The 23rd season of CBS' competitive reality show ‘‘The Amazing Race” is already in production as the 22nd season prepares to launch at 7 p.m. Sunday. Despite crisscrossing the globe for more than a decade, the show has still not run out of cool things to do or cool places to do them in — or cool people.
This year's diverse lineup of two-person teams includes twin Chicago brothers who are both husbands, fathers and OB/GYNs; pro hockey players from North Carolina; roller-derby moms from Colorado; father-son cancer survivors from Salt Lake City; pals and country singers, one descended from Daniel Boone and the other descended from John Wayne; and Los Angeles friends who are both hosts of their own YouTube channels.
Spouses and producing partners Bertram van Munster and Elise Doganieri take a break during a photo shoot at the “Amazing Race” headquarters in El Segundo, Calif., to discuss how this year's global adventure begins.
“We start here in Los Angeles at the (Griffith) Observatory,” van Munster says. “They have to get in cars, and there's two ways out. One way is blocked, and the other one, you go straight out. Of course, four or five people are going to drive straight into the blocked street.”
Then, after braving Los Angeles traffic to catch a plane, the contestants head off to Bora Bora in French Polynesia — but there aren't exactly a beach chair and an umbrella drink waiting for them.

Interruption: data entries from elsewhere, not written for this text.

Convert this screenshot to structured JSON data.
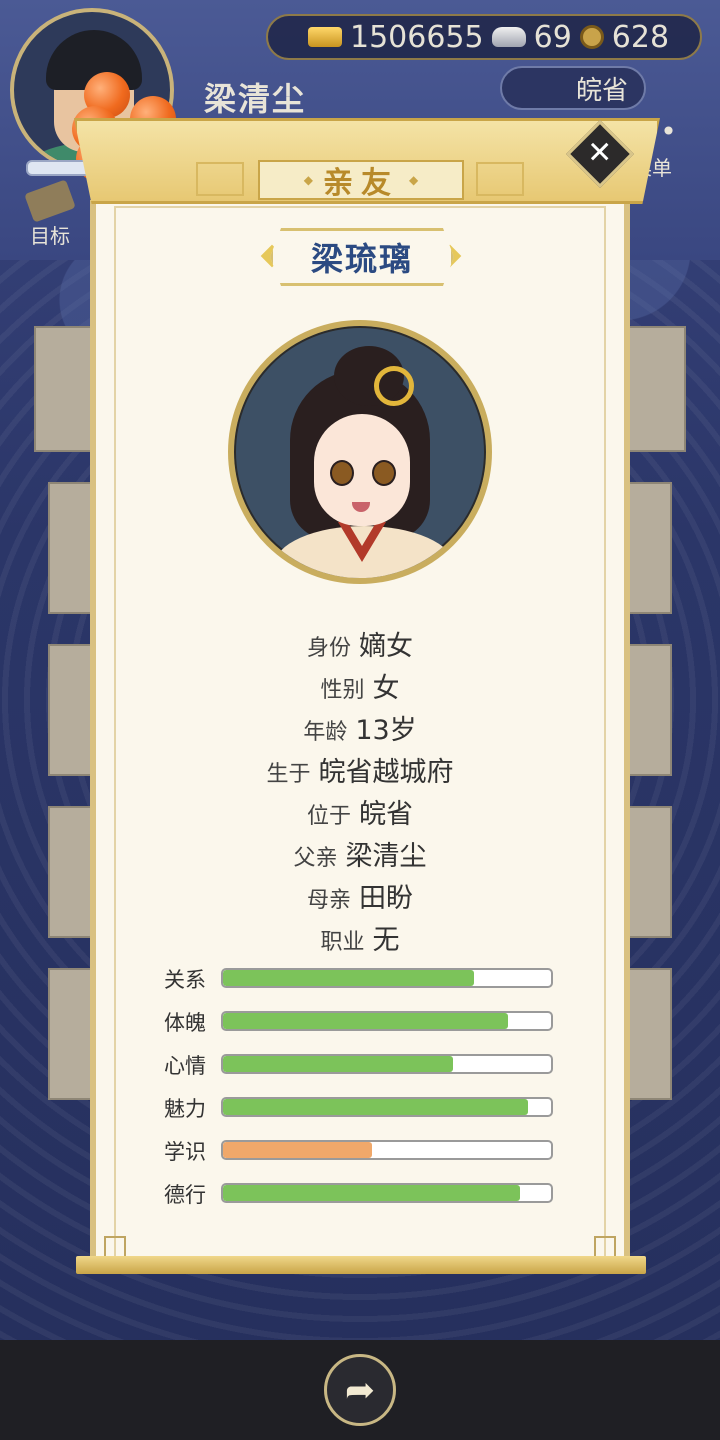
{
  "header": {
    "player_name": "梁清尘",
    "province_label": "皖省",
    "menu_label": "菜单",
    "target_label": "目标",
    "currency": {
      "gold": "1506655",
      "silver": "69",
      "coin": "628"
    }
  },
  "dialog": {
    "title": "亲友",
    "name": "梁琉璃",
    "info": [
      {
        "label": "身份",
        "value": "嫡女"
      },
      {
        "label": "性别",
        "value": "女"
      },
      {
        "label": "年龄",
        "value": "13岁"
      },
      {
        "label": "生于",
        "value": "皖省越城府"
      },
      {
        "label": "位于",
        "value": "皖省"
      },
      {
        "label": "父亲",
        "value": "梁清尘"
      },
      {
        "label": "母亲",
        "value": "田盼"
      },
      {
        "label": "职业",
        "value": "无"
      }
    ],
    "stats": [
      {
        "label": "关系",
        "fraction": 0.765,
        "color": "#7cc35a"
      },
      {
        "label": "体魄",
        "fraction": 0.87,
        "color": "#7cc35a"
      },
      {
        "label": "心情",
        "fraction": 0.7,
        "color": "#7cc35a"
      },
      {
        "label": "魅力",
        "fraction": 0.93,
        "color": "#7cc35a"
      },
      {
        "label": "学识",
        "fraction": 0.455,
        "color": "#f0a86a"
      },
      {
        "label": "德行",
        "fraction": 0.905,
        "color": "#7cc35a"
      }
    ]
  },
  "colors": {
    "accent_gold": "#c9a548",
    "name_blue": "#2b4a82",
    "bar_green": "#7cc35a",
    "bar_orange": "#f0a86a"
  },
  "icons": {
    "close": "close-icon",
    "share": "share-icon",
    "menu": "more-dots-icon",
    "target": "scroll-icon",
    "gold": "gold-ingot-icon",
    "silver": "silver-ingot-icon",
    "coin": "copper-coin-icon"
  }
}
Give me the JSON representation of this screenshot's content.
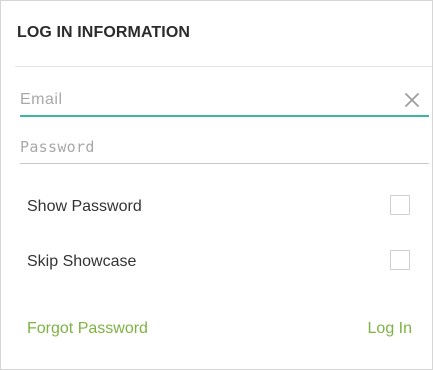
{
  "header": {
    "title": "LOG IN INFORMATION"
  },
  "form": {
    "email": {
      "placeholder": "Email",
      "value": "",
      "clear_icon": "close-icon"
    },
    "password": {
      "placeholder": "Password",
      "value": ""
    }
  },
  "options": {
    "show_password": {
      "label": "Show Password",
      "checked": false
    },
    "skip_showcase": {
      "label": "Skip Showcase",
      "checked": false
    }
  },
  "actions": {
    "forgot_password": "Forgot Password",
    "log_in": "Log In"
  },
  "colors": {
    "accent": "#7cb342",
    "focus_underline": "#3fb6a2",
    "title": "#2b2b2b",
    "placeholder": "#a8a8a8"
  }
}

“They have to go up in a helicopter,” says van Munster, “over the island of Bora Bora. The helicopter starts in midair, hovers, and then they have to jump out. That is very intimidating. They know nothing in advance. They realize it once they're up there.
“Going up in a helicopter, hovering at 10,000 feet and jumping over an island that's basically a dot in the ocean, not knowing where you're going to land with this thing, it's daunting. So, I must say, they all did it. They screamed their little hearts out on the way down.”
After a couple of shows around French Polynesia, the 11 teams then head to New Zealand, where they participate in a shemozzle race. What, you ask, is a shemozzle race? If you've seen the movie “Babe,” which was shot in New Zealand, it may look familiar.
“It's the roadblock,” Doganieri says. “It's a farmers obstacle course. Farmers run with their sheepdogs. So we had the contestants do this course with a dog, which was so much fun.”
Incidentally, there's one new twist this year. The first team to check in at the first pit stop will earn two “Express Passes” — one to keep and one that must be given to another team by the end of the fourth leg of the race.